> _Component data from apps and pages_:
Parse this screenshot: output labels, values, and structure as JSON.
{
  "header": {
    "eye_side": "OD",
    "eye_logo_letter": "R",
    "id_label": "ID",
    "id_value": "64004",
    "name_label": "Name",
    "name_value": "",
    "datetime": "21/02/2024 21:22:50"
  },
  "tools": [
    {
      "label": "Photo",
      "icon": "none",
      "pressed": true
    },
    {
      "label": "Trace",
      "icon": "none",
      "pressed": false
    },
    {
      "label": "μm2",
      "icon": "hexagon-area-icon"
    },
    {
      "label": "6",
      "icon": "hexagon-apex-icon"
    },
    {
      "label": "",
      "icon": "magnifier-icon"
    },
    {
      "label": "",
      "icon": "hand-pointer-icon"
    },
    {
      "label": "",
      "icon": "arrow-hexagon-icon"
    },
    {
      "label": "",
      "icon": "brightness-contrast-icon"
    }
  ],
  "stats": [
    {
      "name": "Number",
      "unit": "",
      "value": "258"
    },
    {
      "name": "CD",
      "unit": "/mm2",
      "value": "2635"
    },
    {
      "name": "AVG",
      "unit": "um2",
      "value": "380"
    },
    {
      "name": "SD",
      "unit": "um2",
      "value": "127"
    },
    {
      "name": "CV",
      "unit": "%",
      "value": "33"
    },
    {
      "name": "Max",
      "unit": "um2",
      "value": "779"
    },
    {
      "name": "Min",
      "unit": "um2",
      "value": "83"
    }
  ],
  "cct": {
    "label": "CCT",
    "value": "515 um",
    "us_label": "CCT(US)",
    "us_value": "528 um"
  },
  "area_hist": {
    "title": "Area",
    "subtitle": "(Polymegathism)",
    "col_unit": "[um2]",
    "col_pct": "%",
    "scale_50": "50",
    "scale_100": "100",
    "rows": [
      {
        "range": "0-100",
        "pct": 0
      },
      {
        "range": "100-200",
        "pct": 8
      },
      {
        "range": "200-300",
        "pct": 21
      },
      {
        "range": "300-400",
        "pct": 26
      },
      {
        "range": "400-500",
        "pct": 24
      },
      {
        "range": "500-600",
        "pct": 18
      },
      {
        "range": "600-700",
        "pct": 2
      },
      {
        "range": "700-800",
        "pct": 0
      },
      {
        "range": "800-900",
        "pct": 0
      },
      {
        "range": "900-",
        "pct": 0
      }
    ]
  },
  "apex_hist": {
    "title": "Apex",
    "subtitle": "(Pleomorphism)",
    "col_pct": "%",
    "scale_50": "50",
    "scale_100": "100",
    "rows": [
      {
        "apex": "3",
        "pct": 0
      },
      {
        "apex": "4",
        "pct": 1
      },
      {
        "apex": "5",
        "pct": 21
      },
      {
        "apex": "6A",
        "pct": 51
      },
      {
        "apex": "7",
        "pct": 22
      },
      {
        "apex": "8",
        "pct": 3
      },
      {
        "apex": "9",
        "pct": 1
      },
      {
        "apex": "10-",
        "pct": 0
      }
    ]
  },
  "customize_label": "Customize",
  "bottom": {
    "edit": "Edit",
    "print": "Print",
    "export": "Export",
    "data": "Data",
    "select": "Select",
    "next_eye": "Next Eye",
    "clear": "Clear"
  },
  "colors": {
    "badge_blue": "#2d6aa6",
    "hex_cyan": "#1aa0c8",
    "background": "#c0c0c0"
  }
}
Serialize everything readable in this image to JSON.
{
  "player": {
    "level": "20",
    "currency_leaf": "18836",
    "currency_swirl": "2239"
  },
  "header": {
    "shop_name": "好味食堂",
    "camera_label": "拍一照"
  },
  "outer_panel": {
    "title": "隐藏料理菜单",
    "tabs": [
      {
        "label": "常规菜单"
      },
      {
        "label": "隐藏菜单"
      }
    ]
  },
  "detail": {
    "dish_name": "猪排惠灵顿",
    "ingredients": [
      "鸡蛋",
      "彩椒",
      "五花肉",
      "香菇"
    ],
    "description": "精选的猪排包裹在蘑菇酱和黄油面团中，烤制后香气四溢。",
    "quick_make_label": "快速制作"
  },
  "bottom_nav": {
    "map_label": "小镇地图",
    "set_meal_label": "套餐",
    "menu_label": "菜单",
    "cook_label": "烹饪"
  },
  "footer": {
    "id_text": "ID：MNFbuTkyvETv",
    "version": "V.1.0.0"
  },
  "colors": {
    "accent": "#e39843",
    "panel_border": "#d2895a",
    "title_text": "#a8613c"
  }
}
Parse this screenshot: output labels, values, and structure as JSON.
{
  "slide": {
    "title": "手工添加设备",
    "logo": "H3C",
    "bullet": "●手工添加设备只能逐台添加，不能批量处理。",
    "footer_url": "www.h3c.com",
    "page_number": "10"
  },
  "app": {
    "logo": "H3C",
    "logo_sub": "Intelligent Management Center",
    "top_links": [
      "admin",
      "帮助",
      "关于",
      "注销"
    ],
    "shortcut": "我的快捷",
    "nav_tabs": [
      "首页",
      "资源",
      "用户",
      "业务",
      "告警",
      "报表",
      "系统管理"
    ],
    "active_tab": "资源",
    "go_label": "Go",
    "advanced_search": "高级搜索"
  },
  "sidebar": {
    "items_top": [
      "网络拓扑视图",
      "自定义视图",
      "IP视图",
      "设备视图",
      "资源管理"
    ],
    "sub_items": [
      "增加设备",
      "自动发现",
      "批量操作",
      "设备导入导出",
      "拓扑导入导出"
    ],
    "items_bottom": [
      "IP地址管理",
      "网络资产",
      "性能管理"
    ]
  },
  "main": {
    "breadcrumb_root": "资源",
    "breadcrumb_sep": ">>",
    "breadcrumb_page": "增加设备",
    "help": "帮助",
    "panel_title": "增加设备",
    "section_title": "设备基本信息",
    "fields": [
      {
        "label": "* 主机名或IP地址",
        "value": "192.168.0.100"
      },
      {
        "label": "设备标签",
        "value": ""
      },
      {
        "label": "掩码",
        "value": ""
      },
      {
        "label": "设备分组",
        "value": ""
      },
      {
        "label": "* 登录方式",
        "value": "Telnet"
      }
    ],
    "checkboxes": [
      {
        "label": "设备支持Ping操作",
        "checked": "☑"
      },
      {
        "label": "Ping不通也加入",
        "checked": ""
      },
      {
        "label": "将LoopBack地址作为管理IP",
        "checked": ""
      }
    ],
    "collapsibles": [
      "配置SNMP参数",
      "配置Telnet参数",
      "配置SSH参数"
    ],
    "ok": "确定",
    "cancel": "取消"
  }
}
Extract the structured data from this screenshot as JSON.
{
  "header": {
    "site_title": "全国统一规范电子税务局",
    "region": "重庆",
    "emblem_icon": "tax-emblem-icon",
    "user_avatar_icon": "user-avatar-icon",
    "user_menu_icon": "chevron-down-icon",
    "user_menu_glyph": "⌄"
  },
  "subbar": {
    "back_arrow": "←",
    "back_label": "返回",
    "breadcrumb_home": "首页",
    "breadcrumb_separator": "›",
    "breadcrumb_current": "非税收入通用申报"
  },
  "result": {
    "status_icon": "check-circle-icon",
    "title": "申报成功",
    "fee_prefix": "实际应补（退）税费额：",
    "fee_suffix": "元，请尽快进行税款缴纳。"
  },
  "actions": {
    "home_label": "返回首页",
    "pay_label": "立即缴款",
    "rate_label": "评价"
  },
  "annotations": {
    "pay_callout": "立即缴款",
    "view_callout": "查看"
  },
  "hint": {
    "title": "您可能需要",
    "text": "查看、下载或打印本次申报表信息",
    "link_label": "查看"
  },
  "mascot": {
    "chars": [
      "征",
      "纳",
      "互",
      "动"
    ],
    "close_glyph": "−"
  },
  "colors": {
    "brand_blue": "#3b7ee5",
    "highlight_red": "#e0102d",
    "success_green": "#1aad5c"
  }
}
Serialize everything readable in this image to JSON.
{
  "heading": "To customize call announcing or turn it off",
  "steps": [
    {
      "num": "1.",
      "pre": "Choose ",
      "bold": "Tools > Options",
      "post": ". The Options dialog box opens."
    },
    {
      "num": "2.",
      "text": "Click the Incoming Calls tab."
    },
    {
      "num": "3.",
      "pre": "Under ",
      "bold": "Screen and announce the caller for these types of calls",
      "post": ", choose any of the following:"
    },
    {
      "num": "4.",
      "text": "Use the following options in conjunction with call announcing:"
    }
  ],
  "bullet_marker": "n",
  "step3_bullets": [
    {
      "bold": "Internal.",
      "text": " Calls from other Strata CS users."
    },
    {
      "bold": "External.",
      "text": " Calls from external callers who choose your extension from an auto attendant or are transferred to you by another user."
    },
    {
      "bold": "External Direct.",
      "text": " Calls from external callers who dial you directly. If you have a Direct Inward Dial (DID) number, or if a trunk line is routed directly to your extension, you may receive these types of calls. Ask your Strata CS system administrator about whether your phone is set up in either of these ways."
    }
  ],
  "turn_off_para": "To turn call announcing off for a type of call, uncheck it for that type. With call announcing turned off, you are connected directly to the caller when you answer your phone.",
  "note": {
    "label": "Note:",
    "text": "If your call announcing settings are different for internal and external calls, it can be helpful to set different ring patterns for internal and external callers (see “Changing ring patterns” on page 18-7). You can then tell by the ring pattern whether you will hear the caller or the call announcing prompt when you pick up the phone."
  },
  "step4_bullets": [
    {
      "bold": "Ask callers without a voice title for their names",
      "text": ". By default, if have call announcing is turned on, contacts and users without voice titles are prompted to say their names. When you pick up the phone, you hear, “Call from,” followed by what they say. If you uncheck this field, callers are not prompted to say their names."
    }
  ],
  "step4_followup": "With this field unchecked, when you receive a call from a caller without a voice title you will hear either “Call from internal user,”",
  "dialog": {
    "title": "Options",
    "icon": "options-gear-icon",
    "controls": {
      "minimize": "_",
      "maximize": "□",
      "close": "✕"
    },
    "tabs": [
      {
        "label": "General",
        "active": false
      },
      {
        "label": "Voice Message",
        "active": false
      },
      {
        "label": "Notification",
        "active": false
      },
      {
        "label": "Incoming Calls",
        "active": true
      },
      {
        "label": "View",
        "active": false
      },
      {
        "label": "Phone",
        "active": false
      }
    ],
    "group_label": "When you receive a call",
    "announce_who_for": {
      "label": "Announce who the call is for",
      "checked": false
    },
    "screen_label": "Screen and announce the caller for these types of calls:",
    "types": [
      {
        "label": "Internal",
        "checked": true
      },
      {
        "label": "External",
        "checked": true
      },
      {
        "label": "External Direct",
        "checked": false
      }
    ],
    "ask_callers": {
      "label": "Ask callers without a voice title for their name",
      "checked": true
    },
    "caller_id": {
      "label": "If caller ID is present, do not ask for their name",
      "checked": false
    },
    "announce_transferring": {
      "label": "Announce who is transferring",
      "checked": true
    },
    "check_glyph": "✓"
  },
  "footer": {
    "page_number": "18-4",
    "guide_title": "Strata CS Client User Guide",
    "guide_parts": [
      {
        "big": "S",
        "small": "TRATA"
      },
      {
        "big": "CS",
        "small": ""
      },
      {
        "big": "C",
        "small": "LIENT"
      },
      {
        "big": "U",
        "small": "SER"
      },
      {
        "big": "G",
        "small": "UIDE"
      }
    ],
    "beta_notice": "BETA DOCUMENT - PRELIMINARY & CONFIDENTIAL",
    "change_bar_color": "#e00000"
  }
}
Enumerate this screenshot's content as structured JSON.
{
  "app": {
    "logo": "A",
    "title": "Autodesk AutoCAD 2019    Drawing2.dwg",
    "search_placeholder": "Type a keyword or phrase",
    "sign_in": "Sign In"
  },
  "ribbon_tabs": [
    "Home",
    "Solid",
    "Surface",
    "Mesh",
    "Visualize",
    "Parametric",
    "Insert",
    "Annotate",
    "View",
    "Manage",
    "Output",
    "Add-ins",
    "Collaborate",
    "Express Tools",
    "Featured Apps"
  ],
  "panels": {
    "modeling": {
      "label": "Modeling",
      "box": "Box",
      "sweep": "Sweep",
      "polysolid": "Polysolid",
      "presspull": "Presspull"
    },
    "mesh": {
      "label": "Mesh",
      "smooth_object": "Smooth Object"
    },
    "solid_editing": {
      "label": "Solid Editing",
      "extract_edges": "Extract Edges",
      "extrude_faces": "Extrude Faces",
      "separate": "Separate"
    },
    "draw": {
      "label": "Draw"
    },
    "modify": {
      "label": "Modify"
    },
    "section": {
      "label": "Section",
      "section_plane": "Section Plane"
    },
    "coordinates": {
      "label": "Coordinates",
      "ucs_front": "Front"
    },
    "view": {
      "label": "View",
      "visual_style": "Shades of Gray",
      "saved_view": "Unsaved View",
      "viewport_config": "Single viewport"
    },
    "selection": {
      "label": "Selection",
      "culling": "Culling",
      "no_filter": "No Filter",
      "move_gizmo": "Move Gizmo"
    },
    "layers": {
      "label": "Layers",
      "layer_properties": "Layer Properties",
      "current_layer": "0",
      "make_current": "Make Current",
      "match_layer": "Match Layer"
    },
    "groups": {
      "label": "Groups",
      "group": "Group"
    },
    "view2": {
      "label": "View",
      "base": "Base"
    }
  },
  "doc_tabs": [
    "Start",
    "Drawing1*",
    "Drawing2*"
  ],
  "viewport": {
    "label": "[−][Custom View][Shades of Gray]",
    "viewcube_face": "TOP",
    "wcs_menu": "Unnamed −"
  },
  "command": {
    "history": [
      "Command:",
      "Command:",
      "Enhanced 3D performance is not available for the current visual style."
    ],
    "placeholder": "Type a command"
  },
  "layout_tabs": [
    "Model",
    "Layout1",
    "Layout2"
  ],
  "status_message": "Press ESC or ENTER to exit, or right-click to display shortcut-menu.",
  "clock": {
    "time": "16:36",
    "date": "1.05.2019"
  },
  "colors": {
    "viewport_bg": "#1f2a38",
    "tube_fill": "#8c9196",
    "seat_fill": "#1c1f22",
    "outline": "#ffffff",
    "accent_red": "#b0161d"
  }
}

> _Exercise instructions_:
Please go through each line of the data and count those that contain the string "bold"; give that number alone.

> _Solution for this exercise_:
6